The wealthiest 0.01 per cent evaded 30 per cent of their personal taxes on average, compared to just 3 per cent in the population as a whole, economists Annette Alstadsæter, Niels Johannesen, and Gabriel Zucman found.
They studied data from the Panama Papers and Swiss Leaks which contain millions of documents revealing offshore activities.
Because these leaks contain only a small snapshot of the shady world of global tax avoidance, the researchers needed another source in order to come to a more general conclusion.
They found it in Norway, Sweden, and Denmark where transparency laws require unusually detailed disclosure of income and tax records.
By combining the datasets they were able to make an estimate of the true size and scope of tax evasion. As the graph below shows, the richer someone is, the higher proportion of tax they evade, by many multiples. The poorest groups are on the left, the richest on the right. The last five points on the graph represent the top one per cent of the income distribution.
(Annette Alstadsæter, Niels Johannesen, and Gabriel Zucman)
In the past it has been argued that average citizens are just as likely to not pay their dues as the super-rich, by for example, paying cash in hand for building work, buying goods on the black market or underestimating earnings on a personal tax return. The findings counter that position.
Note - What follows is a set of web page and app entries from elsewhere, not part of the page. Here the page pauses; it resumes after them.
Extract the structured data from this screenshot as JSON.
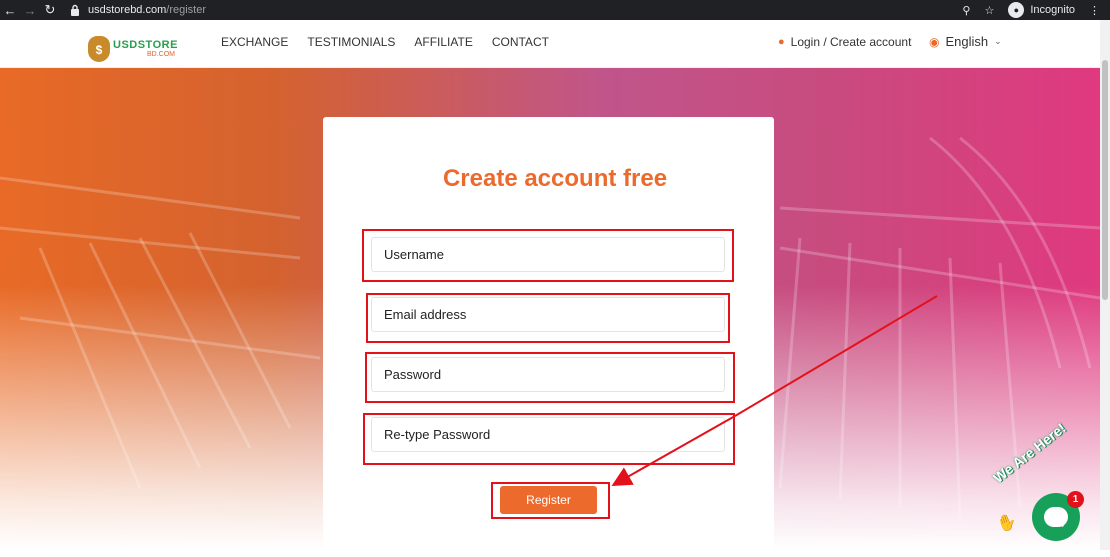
{
  "browser": {
    "host": "usdstorebd.com",
    "path": "/register",
    "mode_label": "Incognito"
  },
  "logo": {
    "line1": "USDSTORE",
    "line2": "BD.COM",
    "mark": "$"
  },
  "nav": {
    "items": [
      {
        "label": "EXCHANGE"
      },
      {
        "label": "TESTIMONIALS"
      },
      {
        "label": "AFFILIATE"
      },
      {
        "label": "CONTACT"
      }
    ],
    "login_label": "Login / Create account",
    "language": "English"
  },
  "form": {
    "title": "Create account free",
    "username_placeholder": "Username",
    "email_placeholder": "Email address",
    "password_placeholder": "Password",
    "retype_placeholder": "Re-type Password",
    "submit_label": "Register"
  },
  "chat": {
    "tagline": "We Are Here!",
    "badge_count": "1"
  },
  "colors": {
    "accent": "#ec6a2c",
    "annotation": "#e3121a",
    "chat": "#17a05a"
  }
}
The data, of course, only relates to three Scandinavian countries but the authors of the research posit that the scale of tax evasion is likely to be worse in more unequal countries such as the US and UK.
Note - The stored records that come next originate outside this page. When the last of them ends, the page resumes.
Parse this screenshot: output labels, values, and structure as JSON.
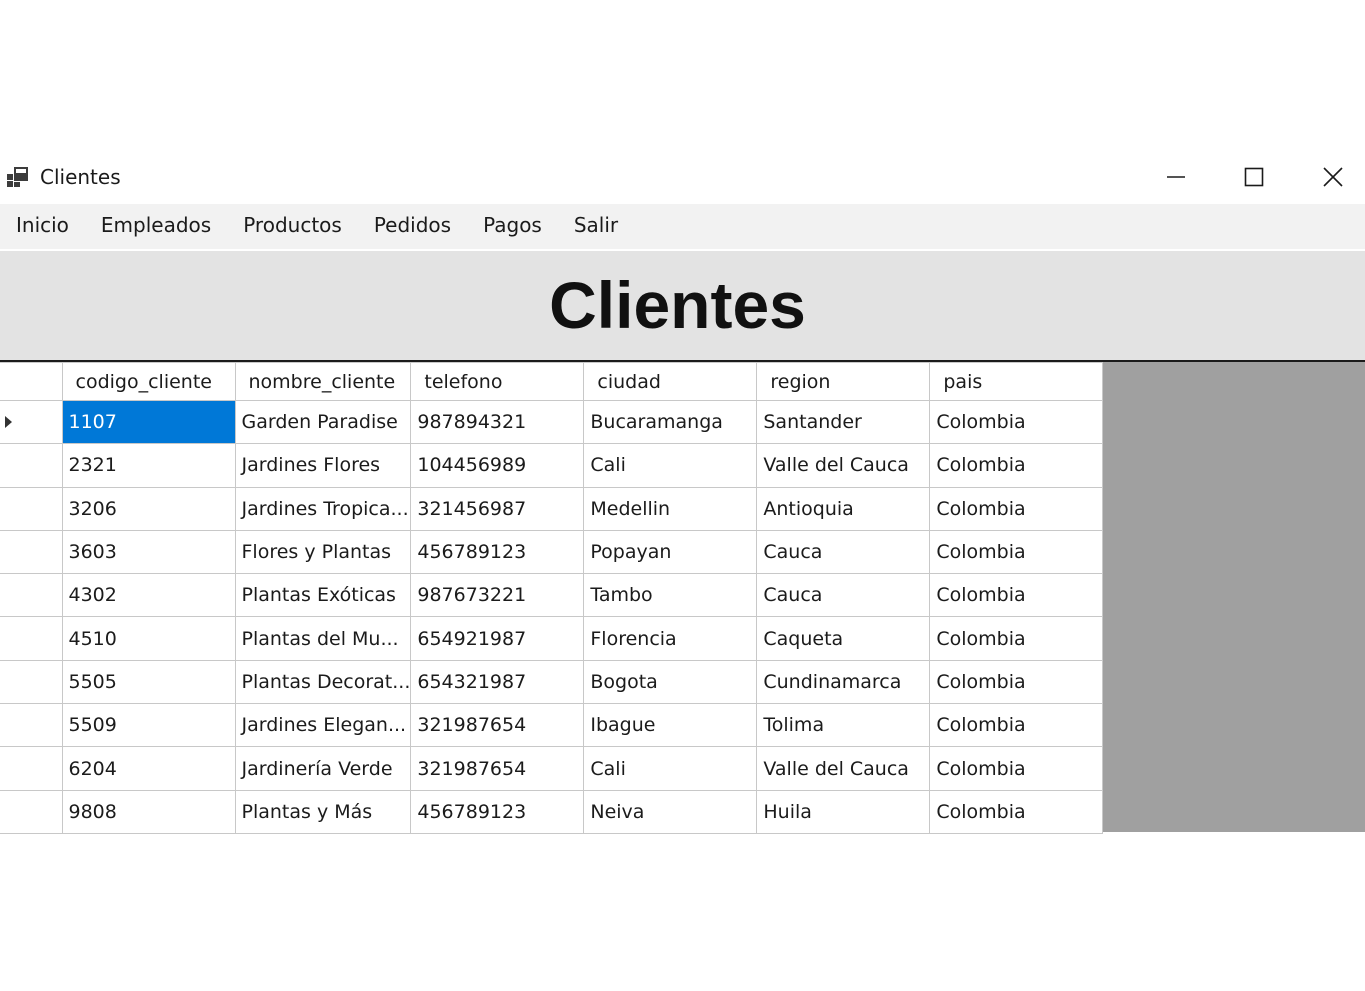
{
  "window": {
    "title": "Clientes",
    "icon": "app-window-icon",
    "controls": [
      "minimize-icon",
      "maximize-icon",
      "close-icon"
    ]
  },
  "menu": {
    "items": [
      {
        "label": "Inicio"
      },
      {
        "label": "Empleados"
      },
      {
        "label": "Productos"
      },
      {
        "label": "Pedidos"
      },
      {
        "label": "Pagos"
      },
      {
        "label": "Salir"
      }
    ]
  },
  "header": {
    "title": "Clientes"
  },
  "grid": {
    "columns": [
      "codigo_cliente",
      "nombre_cliente",
      "telefono",
      "ciudad",
      "region",
      "pais"
    ],
    "selected_row": 0,
    "selection_color": "#0078d7",
    "rows": [
      [
        "1107",
        "Garden Paradise",
        "987894321",
        "Bucaramanga",
        "Santander",
        "Colombia"
      ],
      [
        "2321",
        "Jardines Flores",
        "104456989",
        "Cali",
        "Valle del Cauca",
        "Colombia"
      ],
      [
        "3206",
        "Jardines Tropica...",
        "321456987",
        "Medellin",
        "Antioquia",
        "Colombia"
      ],
      [
        "3603",
        "Flores y Plantas",
        "456789123",
        "Popayan",
        "Cauca",
        "Colombia"
      ],
      [
        "4302",
        "Plantas Exóticas",
        "987673221",
        "Tambo",
        "Cauca",
        "Colombia"
      ],
      [
        "4510",
        "Plantas del Mu...",
        "654921987",
        "Florencia",
        "Caqueta",
        "Colombia"
      ],
      [
        "5505",
        "Plantas Decorat...",
        "654321987",
        "Bogota",
        "Cundinamarca",
        "Colombia"
      ],
      [
        "5509",
        "Jardines Elegan...",
        "321987654",
        "Ibague",
        "Tolima",
        "Colombia"
      ],
      [
        "6204",
        "Jardinería Verde",
        "321987654",
        "Cali",
        "Valle del Cauca",
        "Colombia"
      ],
      [
        "9808",
        "Plantas y Más",
        "456789123",
        "Neiva",
        "Huila",
        "Colombia"
      ]
    ]
  }
}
It is also likely to be boosted in those countries by the fact that disclosure rules are much lighter. The random audits that occur in the UK, for example, do less to discourage tax evasion than the more stringent regimes of Denmark, Norway and Sweden, the authors suggest.